White-Nose Syndrome in Bats
Why are America’s Bats Dying?
During the winter of 2006–2007, an affliction of unknown origin dubbed “white-nose syndrome” (WNS) began devastating colonies of hibernating bats in a small area around Albany, New York.
Since then, at least one million insect-eating bats from 10 surrounding states and adjacent areas of Canada have died. This syndrome, named for the white fungus often seen on the muzzles, ears, and wings of infected bats, poses a threat to cave hibernating bats of the United States and potentially all temperate regions of the world. The fungus, Geomyces destructans, invades the skin of bats, producing ulcers and often altering bats’ hibernation arousal patterns, making them leave their hibernation before they are ready and causing them to starve.
Interagency National Response Plan
The U.S. Fish and Wildlife Service is coordinating the continuing WNS investigation and is working on a multi-faceted interagency national plan, expected to be complete in the near future. The first piece, the plan framework, is available at the following website:
BLM Interim Response Strategy
In an effort to stay ahead of this serious issue, the BLM has provided interim direction to Field Offices on how to prepare for the anticipated occurrence of WNS on BLM-administered lands nationwide.
Instruction Memorandum No. 2010-181 - White-Nose Syndrome
What You Can Do
Avoid possible spread of WNS by humans
• Public land agencies across the country are working together to help prevent the spread of the disease. Scientific evidence suggests that humans spread the disease from one cave to another with their boots, clothing and anything they bring into the cave. Some caves have been closed to human access, and still others may be closed to prevent the disease from spreading further.
o If a cave is closed in your area, do not enter it.
o It is very important to follow decontamination procedures if you are entering caves
Avoid disturbing bats
• Stay out of all hibernacula when bats are hibernating (winter).
• Report unusual bat behavior to your state natural resource agency. Unusual behavoir would include bats flying during the day when they should be hibernating (December through March) and bats roosting in sunlight on the outside of structures. More difficult to discern is unusual behavior when bats are not hibernating (April through September); however, bats roosting in the sunlight or flying in the middle of the day would be unusual.

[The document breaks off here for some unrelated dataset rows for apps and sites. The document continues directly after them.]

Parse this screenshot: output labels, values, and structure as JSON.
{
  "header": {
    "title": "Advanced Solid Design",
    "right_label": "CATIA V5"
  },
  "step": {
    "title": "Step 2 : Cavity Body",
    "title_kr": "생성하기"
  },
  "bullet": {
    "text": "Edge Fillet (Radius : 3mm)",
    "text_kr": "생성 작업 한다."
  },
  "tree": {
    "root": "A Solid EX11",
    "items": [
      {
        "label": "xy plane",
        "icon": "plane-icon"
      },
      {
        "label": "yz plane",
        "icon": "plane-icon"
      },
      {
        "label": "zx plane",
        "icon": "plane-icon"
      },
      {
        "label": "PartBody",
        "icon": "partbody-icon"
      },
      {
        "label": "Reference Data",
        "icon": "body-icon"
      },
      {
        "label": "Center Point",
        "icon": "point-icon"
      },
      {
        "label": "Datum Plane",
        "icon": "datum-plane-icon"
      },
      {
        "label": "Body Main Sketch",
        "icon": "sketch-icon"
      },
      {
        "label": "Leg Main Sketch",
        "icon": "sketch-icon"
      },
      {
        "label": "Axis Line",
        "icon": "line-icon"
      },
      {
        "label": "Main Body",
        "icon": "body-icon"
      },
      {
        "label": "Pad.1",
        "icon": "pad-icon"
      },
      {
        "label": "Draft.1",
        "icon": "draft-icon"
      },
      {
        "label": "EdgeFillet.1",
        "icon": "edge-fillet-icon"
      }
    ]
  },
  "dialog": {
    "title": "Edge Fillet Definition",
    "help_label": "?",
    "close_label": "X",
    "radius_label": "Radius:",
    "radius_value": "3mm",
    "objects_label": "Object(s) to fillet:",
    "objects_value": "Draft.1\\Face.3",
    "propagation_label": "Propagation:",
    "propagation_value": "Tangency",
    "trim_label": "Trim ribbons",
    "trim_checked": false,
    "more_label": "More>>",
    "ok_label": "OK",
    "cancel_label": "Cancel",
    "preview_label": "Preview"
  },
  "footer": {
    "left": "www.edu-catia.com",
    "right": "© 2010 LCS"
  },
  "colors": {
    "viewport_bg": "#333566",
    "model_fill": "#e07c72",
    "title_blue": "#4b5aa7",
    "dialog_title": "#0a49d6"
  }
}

Bats unable to fly or struggling to get off the ground would also be unusual.
Take care of bats
• Minimize disturbance to natural bat habitats around your home (e.g., minimize outdoor lighting, minimize tree clearing, protect streams and wetlands).
• Construct homes for bats.
• If bats are in your home and you don't want them there, work with your local natural resource agency to exclude or remove them without hurting them after the end of the maternity season. The best time to exclude bats is when they aren’t in your home.
Learn about bats/teach about bats - bats are fascinating creatures and an important part of our environment.
• Visit informational websites such as the ones hosted by Bat Conservation International to learn more.
• Attend educational programs or events celebrating bats.
• Some states and organizations sponsor bat emergence counts or other activities. Contact your state natural resource agency or local conservation groups for opportunities.